While the company isn’t a pure-play security vendor, Tatarinov touted the company’s history of security as a feature of everything it does, telling assembled press in a post-keynote sessions with press and analysts that Citrix has been “providing security capabilities for our customers without talking about it for 28 years,” the whole of its history. While the company is not, and will not, be a traditional security player, with its position in edge access and virtual desktops and apps, it has an important role to play, Tatarinov said.
“The most important element of security for us is offering secure, proactive infrastructure that secures the organization by default, in a way that does not cost increased complexity,” he said.
Too much of the effort is spent on “after the fact” security, he said, with companies on average having “30 or 40 different security tools that are all being bolted on to help address vulnerabilities and issues after they happen.” Citrix’s opportunity, he said, is in protecting attacks from happening, citing abilities including whitelisting approved applications in products like NetScaler, XenApp, and XenDesktop, as well as lockdown capabilities in its ShareFile offering.
In Tatarinov’s estimation, it’s a shift from defense to offense on the security front. In his keynote to the broader Synergy audience, he urged attendees “not to wait” for an attack, but to “rally together to protect ourselves against future attacks.” While that’s it’s current focus, Tatarinov also said that’s where the company’s future investments in security — either as product or as a feature — will be invested.

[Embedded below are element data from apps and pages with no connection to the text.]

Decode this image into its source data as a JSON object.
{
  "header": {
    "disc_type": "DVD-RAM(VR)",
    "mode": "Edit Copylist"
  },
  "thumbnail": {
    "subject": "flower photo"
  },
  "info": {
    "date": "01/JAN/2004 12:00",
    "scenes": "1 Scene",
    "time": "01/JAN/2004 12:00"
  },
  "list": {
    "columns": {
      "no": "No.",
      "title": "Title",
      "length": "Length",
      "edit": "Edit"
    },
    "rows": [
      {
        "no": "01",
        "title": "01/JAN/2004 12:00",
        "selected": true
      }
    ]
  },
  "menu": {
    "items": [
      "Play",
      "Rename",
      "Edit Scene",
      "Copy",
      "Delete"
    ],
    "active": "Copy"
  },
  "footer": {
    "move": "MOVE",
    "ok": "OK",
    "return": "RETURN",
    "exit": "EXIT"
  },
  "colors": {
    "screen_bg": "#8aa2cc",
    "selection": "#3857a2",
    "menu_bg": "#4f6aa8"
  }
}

To expand its role in defining this type of proactive security, the company threw its hat into the ring for security services, announcing it has formed a security services practice that will help customers assess the security situation around their apps and data, and make sure things are secured by default.
“It’s a very important, responsible move to help the world off the attacks that continue to come on an accelerated basis,” Tatarinov said, pointing to the prominence of the recent WannaCry ransomware outbreak as evidence. “As hard as it is to predict the future of cybersecurity, it’s actually pretty easy. We know that next week, there will be a new attack, seeking to steal or lock up our valuable data.”
Tatarinov said the need for such a practice also came at least in part from customer demand for help due to the shortage of professional security skills available in the marketplace. It is running a promotional contest at the show where customers can win a security assessment from the team.
Although Citrix may partner with many solution providers and system integrators that offer their own security consulting practices — either Citrix-specific or across vendors, Tatarinov downplayed the potential for conflict with partners, saying that like its other services consulting practices, the security group will follow “the playbook that most technology companies have.”
“Our security practice will be very focused, and it’s going to stay small,” he told press and analysts. “It’s a group of people that are developing best practices that we will deliver through our partners. It will define security services they can deliver with us.”
The only way for Citrix to get the scale it needs for security services, he added, is through this approach combined with “enablement for large-scale, broad consulting force coming from our partners.” The company currently boasts 400,000 customers worldwide, and “quite a maniacal focus” developed over the last year around adding new customers.